## Exercise brief
Without copying any picture, return all lines below exactly.

## Given records
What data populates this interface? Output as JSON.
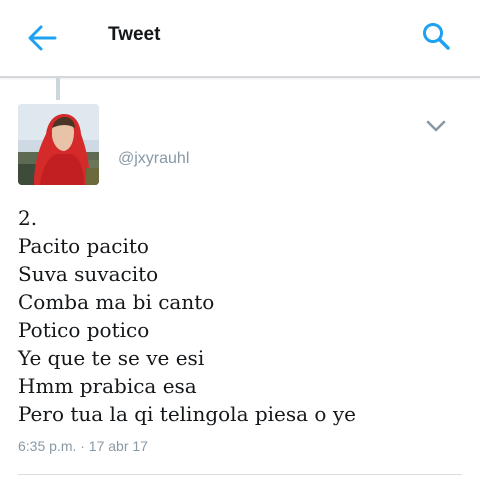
{
  "colors": {
    "accent": "#1da1f2",
    "text": "#14171a",
    "secondary": "#8899a6"
  },
  "header": {
    "back_icon": "arrow-left-icon",
    "title": "Tweet",
    "search_icon": "search-icon"
  },
  "tweet": {
    "handle": "@jxyrauhl",
    "menu_icon": "chevron-down-icon",
    "lines": [
      "2.",
      "Pacito pacito",
      "Suva suvacito",
      "Comba ma bi canto",
      "Potico potico",
      "Ye que te se ve esi",
      "Hmm prabica esa",
      "Pero tua la qi telingola piesa o ye"
    ],
    "timestamp": "6:35 p.m. · 17 abr 17"
  }
}
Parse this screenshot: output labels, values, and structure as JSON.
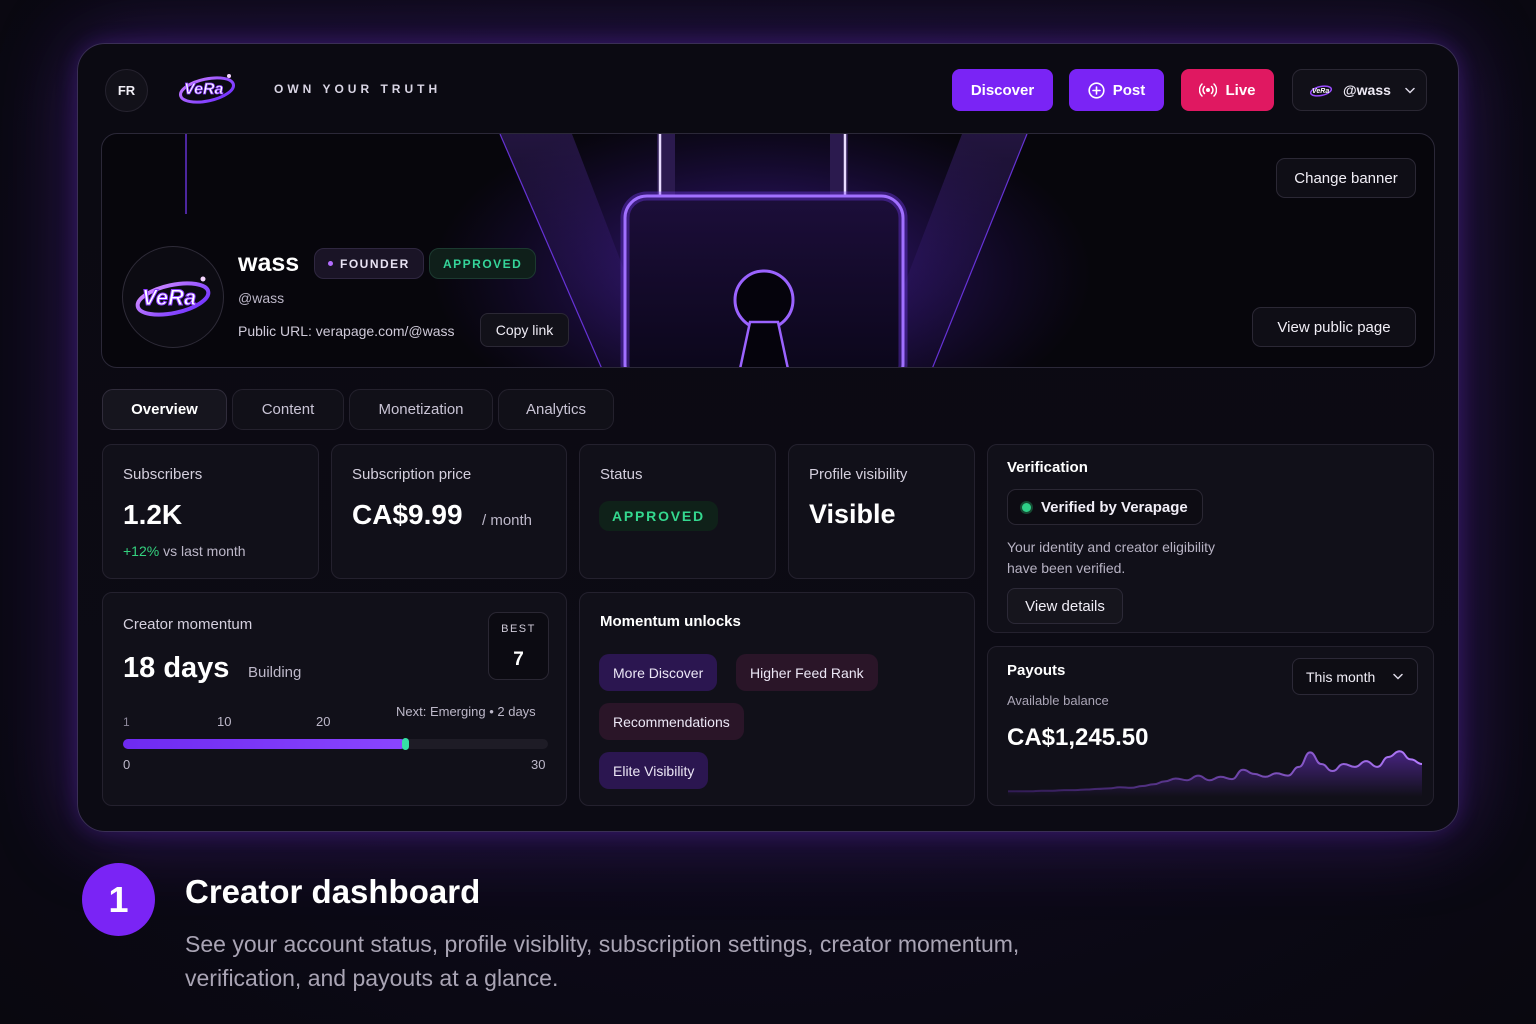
{
  "header": {
    "lang": "FR",
    "logo_text": "VeRa",
    "tagline": "OWN YOUR TRUTH",
    "discover_label": "Discover",
    "post_label": "Post",
    "live_label": "Live",
    "user_label": "@wass"
  },
  "profile": {
    "name": "wass",
    "founder_badge": "FOUNDER",
    "approved_badge": "APPROVED",
    "handle": "@wass",
    "public_url": "Public URL: verapage.com/@wass",
    "copy_link_label": "Copy link",
    "change_banner_label": "Change banner",
    "view_public_label": "View public page"
  },
  "tabs": [
    {
      "label": "Overview",
      "active": true
    },
    {
      "label": "Content",
      "active": false
    },
    {
      "label": "Monetization",
      "active": false
    },
    {
      "label": "Analytics",
      "active": false
    }
  ],
  "stats": {
    "subscribers": {
      "label": "Subscribers",
      "value": "1.2K",
      "delta": "+12%",
      "delta_suffix": "vs last month"
    },
    "price": {
      "label": "Subscription price",
      "value": "CA$9.99",
      "unit": "/ month"
    },
    "status": {
      "label": "Status",
      "value": "APPROVED"
    },
    "visibility": {
      "label": "Profile visibility",
      "value": "Visible"
    }
  },
  "verification": {
    "title": "Verification",
    "badge": "Verified by Verapage",
    "description_line1": "Your identity and creator eligibility",
    "description_line2": "have been verified.",
    "details_label": "View details"
  },
  "momentum": {
    "title": "Creator momentum",
    "days": "18 days",
    "stage": "Building",
    "best_label": "BEST",
    "best_value": "7",
    "next": "Next: Emerging • 2 days",
    "scale_top": [
      "1",
      "10",
      "20"
    ],
    "scale_bottom": [
      "0",
      "30"
    ],
    "progress_value": 20,
    "progress_max": 30
  },
  "unlocks": {
    "title": "Momentum unlocks",
    "items": [
      "More Discover",
      "Higher Feed Rank",
      "Recommendations",
      "Elite Visibility"
    ]
  },
  "payouts": {
    "title": "Payouts",
    "period": "This month",
    "balance_label": "Available balance",
    "balance": "CA$1,245.50",
    "sparkline": [
      0.03,
      0.03,
      0.03,
      0.04,
      0.04,
      0.05,
      0.05,
      0.06,
      0.07,
      0.08,
      0.1,
      0.09,
      0.12,
      0.15,
      0.2,
      0.25,
      0.22,
      0.3,
      0.22,
      0.28,
      0.24,
      0.4,
      0.33,
      0.28,
      0.34,
      0.3,
      0.45,
      0.7,
      0.5,
      0.38,
      0.5,
      0.45,
      0.55,
      0.45,
      0.62,
      0.72,
      0.58,
      0.5
    ]
  },
  "footer": {
    "step": "1",
    "title": "Creator dashboard",
    "description": "See your account status, profile visiblity, subscription settings, creator momentum, verification, and payouts at a glance."
  },
  "colors": {
    "accent": "#7a24f5",
    "live": "#e01861",
    "success": "#34d27f"
  }
}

## Solved exercise
What data populates this interface? Output as JSON.
{
  "colors": {
    "accent": "#1da1f2",
    "text": "#14171a",
    "secondary": "#8899a6"
  },
  "header": {
    "back_icon": "arrow-left-icon",
    "title": "Tweet",
    "search_icon": "search-icon"
  },
  "tweet": {
    "handle": "@jxyrauhl",
    "menu_icon": "chevron-down-icon",
    "lines": [
      "2.",
      "Pacito pacito",
      "Suva suvacito",
      "Comba ma bi canto",
      "Potico potico",
      "Ye que te se ve esi",
      "Hmm prabica esa",
      "Pero tua la qi telingola piesa o ye"
    ],
    "timestamp": "6:35 p.m. · 17 abr 17"
  }
}
Parse this screenshot: output labels, values, and structure as JSON.
{
  "header": {
    "lang": "FR",
    "logo_text": "VeRa",
    "tagline": "OWN YOUR TRUTH",
    "discover_label": "Discover",
    "post_label": "Post",
    "live_label": "Live",
    "user_label": "@wass"
  },
  "profile": {
    "name": "wass",
    "founder_badge": "FOUNDER",
    "approved_badge": "APPROVED",
    "handle": "@wass",
    "public_url": "Public URL: verapage.com/@wass",
    "copy_link_label": "Copy link",
    "change_banner_label": "Change banner",
    "view_public_label": "View public page"
  },
  "tabs": [
    {
      "label": "Overview",
      "active": true
    },
    {
      "label": "Content",
      "active": false
    },
    {
      "label": "Monetization",
      "active": false
    },
    {
      "label": "Analytics",
      "active": false
    }
  ],
  "stats": {
    "subscribers": {
      "label": "Subscribers",
      "value": "1.2K",
      "delta": "+12%",
      "delta_suffix": "vs last month"
    },
    "price": {
      "label": "Subscription price",
      "value": "CA$9.99",
      "unit": "/ month"
    },
    "status": {
      "label": "Status",
      "value": "APPROVED"
    },
    "visibility": {
      "label": "Profile visibility",
      "value": "Visible"
    }
  },
  "verification": {
    "title": "Verification",
    "badge": "Verified by Verapage",
    "description_line1": "Your identity and creator eligibility",
    "description_line2": "have been verified.",
    "details_label": "View details"
  },
  "momentum": {
    "title": "Creator momentum",
    "days": "18 days",
    "stage": "Building",
    "best_label": "BEST",
    "best_value": "7",
    "next": "Next: Emerging • 2 days",
    "scale_top": [
      "1",
      "10",
      "20"
    ],
    "scale_bottom": [
      "0",
      "30"
    ],
    "progress_value": 20,
    "progress_max": 30
  },
  "unlocks": {
    "title": "Momentum unlocks",
    "items": [
      "More Discover",
      "Higher Feed Rank",
      "Recommendations",
      "Elite Visibility"
    ]
  },
  "payouts": {
    "title": "Payouts",
    "period": "This month",
    "balance_label": "Available balance",
    "balance": "CA$1,245.50",
    "sparkline": [
      0.03,
      0.03,
      0.03,
      0.04,
      0.04,
      0.05,
      0.05,
      0.06,
      0.07,
      0.08,
      0.1,
      0.09,
      0.12,
      0.15,
      0.2,
      0.25,
      0.22,
      0.3,
      0.22,
      0.28,
      0.24,
      0.4,
      0.33,
      0.28,
      0.34,
      0.3,
      0.45,
      0.7,
      0.5,
      0.38,
      0.5,
      0.45,
      0.55,
      0.45,
      0.62,
      0.72,
      0.58,
      0.5
    ]
  },
  "footer": {
    "step": "1",
    "title": "Creator dashboard",
    "description": "See your account status, profile visiblity, subscription settings, creator momentum, verification, and payouts at a glance."
  },
  "colors": {
    "accent": "#7a24f5",
    "live": "#e01861",
    "success": "#34d27f"
  }
}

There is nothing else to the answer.